BANGKOK — Thailand’s current protests and political conflict appear to have reached a stalemate, with street protests receding after the government was forced earlier this week to back down from a blanket amnesty bill. Protest leaders have attempted to spur the demonstrations by calls for strikes and social disobedience.
Attendance at opposition rallies was sharply diminished Thursday after the Thai Senate annulled a controversial amnesty bill earlier in the week, and despite protest leaders' threats to escalate the rallies.
In the financial district of Silom, tens of thousands had gathered last week to protest against the blanket amnesty bill rushed through Parliament by the governing Pheu Thai Party. Now, just a few hundred people are pressing the government to stand down as they call for fresh elections, along with other demands for constitutional reform.
Miss Gunn, an office worker and rally supporter, said she wanted the government to listen to the people's concerns and address their issues. She said it was the duty of the people to protest against the bill and other issues, and the government needed to listen and not make decisions on their own.
Critics of the amnesty bill accuse Prime Minister Yingluck Shinawatra's government of abusing its majority in the House of Representatives after making last minute amendments to a bill initially aimed at low level protestors from Thailand's political conflict in recent years.
The amendments extended amnesty to cover incidents from 2004 to the present and included cases of corruption. The new bill was seen as favoring former leader Thaksin Shinawatra - older brother of the Prime Minister - to return to Thailand and escape corruption charges. Thaksin has lived in self-imposed exile since 2008 to avoid a two year prison term for corruption.
Other government members, including the prime minister, also would be shielded from corruption investigations into populist economic policies since taking office in 2011.
Business and civic groups opposed the bill, saying it would undermine the rule of law.
But efforts to prolong the protests with calls for a three-day strike and acts of civil disobedience have failed to receive popular support.
Protest figure and opposition Democrat Party deputy leader, Suthep Thaugsuban, said he plans to call for an escalation of the protests later this week.
Prime Minister Yingluck and several business leaders have called for an end to the rallies amid fears of economic damage to the economy. Foreign investors have also been seen pulling back from Thai shares and securities.
Some Democrat Party members, such as Kraisak Choonhavan, a former senator, say the protests appear to be running out of steam.
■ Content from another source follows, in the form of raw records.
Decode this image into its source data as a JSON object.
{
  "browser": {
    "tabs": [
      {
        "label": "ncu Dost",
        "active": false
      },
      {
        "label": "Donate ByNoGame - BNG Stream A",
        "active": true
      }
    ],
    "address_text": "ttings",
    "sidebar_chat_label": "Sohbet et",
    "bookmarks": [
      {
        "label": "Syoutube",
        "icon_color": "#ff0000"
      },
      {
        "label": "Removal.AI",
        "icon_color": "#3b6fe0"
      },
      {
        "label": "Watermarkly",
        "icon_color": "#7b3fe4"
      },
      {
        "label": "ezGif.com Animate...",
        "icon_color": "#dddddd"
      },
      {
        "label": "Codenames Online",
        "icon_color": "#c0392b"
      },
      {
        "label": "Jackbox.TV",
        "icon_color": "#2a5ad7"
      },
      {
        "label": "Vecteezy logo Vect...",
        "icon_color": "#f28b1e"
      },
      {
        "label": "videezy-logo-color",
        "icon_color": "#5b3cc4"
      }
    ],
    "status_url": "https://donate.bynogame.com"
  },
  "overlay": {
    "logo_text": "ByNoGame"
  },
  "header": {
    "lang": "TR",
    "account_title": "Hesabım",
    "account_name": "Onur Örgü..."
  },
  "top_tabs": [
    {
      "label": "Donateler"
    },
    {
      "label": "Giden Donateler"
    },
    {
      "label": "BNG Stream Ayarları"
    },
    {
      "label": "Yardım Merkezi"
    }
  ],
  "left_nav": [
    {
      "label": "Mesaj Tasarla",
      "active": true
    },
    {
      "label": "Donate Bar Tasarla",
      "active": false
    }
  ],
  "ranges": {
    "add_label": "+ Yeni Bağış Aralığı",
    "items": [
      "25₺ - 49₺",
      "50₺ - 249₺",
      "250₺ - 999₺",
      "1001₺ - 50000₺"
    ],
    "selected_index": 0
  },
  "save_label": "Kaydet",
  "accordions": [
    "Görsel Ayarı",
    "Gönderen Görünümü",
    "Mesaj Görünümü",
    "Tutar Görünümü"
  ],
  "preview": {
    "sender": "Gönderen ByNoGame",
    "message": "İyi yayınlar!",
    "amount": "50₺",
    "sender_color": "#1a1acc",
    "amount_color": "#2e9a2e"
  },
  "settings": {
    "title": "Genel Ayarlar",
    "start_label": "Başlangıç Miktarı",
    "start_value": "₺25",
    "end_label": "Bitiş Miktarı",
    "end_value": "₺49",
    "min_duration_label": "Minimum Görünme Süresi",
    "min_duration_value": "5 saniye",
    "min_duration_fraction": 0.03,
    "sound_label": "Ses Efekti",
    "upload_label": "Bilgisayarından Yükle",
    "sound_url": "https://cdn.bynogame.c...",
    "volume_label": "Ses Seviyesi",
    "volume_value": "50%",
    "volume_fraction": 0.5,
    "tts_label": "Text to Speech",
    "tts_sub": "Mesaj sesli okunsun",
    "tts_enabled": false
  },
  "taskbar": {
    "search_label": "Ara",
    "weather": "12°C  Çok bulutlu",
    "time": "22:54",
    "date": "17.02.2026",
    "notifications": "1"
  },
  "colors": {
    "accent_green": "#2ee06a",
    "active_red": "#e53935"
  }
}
He is concerned, though, that the Democrat Party has failed to find a "soft landing" from the issue. "My feeling is that yes its running out of steam but there's enough heat around that it can go on for a few days. I don't know for how long but in my opinion I think a major victory has been won by the opposition and it shows that it does have the support. I think standing down would be the best option."
Gotham Arya, a rights activist and lecturer at Mahidol University, said Thailand's political climate remains fraught. "There's no immediate cooling down or heating up so I'm not sure about the possible direction. I understand the frustration and the grievances of the demonstrators. On the other hand, it seems to me that they don't have any concrete proposals. Whether they want to continue and cause the downfall of the government one way or the other or they would be content with some lesser success."
Analysts and political commentators also have been calling for the opposition to accept the political victory ahead of threatened rallies by pro-Government Red Shirt supporters. The political uncertainties have led to travel warnings by more than a dozen countries for their nationals to avoid protest sites in Bangkok.